_Excerpts from an interface dataset_.
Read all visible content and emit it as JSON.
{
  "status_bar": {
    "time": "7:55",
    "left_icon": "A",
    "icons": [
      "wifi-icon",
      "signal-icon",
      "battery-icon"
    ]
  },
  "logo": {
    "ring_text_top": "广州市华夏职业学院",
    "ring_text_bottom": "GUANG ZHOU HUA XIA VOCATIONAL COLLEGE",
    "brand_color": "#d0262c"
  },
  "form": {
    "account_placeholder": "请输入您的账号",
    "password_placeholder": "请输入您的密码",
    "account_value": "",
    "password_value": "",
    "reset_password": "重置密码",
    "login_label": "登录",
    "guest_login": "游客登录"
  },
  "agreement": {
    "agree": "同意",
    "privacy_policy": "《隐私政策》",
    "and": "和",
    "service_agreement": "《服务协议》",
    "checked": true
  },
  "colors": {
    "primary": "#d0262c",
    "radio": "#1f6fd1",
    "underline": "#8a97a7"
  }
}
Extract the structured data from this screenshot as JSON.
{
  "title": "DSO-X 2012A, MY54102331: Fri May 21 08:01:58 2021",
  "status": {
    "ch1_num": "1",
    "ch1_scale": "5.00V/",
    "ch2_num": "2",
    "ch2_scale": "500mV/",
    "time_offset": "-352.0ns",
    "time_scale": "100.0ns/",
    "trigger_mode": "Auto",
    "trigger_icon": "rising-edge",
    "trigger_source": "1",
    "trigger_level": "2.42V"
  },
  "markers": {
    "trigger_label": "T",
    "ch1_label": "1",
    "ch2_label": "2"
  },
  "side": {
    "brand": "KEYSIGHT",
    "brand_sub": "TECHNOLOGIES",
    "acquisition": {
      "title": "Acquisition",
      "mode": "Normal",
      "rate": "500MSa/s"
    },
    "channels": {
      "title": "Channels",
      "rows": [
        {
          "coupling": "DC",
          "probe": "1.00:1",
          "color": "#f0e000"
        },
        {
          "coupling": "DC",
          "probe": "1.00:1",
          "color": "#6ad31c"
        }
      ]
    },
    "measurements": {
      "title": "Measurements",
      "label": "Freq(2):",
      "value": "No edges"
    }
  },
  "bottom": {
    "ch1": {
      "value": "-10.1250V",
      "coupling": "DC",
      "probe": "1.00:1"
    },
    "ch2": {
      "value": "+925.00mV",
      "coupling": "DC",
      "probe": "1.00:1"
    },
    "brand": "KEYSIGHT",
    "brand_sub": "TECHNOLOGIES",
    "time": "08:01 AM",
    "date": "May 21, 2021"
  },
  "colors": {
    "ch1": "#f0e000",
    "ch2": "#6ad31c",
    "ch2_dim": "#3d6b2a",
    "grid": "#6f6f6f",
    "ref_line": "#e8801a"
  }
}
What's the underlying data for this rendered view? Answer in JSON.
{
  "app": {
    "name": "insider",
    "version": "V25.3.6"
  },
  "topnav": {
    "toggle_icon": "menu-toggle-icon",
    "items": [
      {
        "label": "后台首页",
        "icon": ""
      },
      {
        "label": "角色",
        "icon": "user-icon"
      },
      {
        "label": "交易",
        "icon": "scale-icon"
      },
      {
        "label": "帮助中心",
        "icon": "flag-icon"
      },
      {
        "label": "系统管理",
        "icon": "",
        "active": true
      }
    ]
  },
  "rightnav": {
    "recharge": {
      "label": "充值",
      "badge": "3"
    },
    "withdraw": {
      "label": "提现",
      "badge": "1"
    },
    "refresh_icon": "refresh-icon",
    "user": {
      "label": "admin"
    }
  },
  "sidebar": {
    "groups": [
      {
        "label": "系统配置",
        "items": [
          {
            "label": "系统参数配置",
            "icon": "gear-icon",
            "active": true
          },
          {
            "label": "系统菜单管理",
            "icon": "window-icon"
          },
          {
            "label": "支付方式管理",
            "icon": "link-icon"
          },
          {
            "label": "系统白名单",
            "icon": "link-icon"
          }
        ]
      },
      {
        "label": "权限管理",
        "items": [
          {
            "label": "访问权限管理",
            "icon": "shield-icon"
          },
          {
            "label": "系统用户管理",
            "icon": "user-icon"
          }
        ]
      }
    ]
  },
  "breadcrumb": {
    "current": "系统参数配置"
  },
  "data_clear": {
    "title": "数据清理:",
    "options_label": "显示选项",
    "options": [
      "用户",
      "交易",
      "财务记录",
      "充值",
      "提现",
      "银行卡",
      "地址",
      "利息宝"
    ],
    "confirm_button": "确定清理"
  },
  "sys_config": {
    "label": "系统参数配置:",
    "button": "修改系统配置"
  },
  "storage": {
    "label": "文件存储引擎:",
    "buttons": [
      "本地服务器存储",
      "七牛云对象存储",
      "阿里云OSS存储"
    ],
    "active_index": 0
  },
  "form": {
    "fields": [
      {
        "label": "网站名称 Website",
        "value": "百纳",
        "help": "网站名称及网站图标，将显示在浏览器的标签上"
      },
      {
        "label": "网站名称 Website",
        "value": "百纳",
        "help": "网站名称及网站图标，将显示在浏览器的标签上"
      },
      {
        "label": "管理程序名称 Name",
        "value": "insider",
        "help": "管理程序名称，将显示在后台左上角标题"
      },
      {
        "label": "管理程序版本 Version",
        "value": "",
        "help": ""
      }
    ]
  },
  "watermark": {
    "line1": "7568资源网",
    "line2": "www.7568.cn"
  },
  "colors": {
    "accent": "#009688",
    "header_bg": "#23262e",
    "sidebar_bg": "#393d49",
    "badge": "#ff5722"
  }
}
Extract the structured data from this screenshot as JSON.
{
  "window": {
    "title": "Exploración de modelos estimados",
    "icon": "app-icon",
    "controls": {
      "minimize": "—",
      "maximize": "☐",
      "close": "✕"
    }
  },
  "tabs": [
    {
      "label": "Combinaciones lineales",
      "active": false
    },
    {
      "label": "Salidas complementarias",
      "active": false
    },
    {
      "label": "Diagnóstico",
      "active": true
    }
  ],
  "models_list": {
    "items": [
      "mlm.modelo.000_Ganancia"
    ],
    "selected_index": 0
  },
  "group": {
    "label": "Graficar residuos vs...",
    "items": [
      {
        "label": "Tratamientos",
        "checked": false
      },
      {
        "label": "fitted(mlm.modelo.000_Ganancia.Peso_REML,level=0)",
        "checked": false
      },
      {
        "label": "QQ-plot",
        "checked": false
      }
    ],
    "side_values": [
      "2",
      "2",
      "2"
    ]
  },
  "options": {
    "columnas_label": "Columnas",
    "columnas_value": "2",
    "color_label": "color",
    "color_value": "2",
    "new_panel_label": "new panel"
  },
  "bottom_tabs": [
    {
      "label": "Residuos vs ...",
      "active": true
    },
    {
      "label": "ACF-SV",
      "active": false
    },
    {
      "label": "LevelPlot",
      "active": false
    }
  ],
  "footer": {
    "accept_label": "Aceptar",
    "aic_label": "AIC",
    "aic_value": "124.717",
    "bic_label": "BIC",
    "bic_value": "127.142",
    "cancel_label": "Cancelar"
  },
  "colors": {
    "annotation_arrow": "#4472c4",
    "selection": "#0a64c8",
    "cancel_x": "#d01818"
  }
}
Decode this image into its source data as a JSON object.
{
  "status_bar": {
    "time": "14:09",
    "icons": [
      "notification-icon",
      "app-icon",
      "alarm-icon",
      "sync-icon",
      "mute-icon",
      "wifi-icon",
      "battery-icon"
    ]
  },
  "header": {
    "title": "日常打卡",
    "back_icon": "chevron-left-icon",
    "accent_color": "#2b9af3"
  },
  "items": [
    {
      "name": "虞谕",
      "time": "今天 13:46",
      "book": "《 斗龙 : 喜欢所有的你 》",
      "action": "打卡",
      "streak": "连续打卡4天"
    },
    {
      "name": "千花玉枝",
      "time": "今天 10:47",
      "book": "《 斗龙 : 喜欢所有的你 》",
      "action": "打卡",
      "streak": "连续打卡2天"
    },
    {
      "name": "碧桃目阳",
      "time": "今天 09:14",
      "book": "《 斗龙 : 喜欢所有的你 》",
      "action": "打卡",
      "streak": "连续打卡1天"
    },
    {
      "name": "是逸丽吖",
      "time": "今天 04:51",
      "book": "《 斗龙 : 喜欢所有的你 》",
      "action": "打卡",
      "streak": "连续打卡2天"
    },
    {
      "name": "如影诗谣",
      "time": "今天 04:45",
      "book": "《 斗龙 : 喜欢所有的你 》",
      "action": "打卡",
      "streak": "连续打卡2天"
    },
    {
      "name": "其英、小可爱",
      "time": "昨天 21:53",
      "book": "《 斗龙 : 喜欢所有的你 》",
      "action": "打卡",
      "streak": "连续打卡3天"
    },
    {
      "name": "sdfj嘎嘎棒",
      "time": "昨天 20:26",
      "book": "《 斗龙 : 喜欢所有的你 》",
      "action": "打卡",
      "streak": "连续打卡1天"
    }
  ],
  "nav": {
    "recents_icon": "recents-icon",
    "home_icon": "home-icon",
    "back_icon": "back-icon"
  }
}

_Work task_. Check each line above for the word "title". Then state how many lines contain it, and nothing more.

_Exercise response_. 7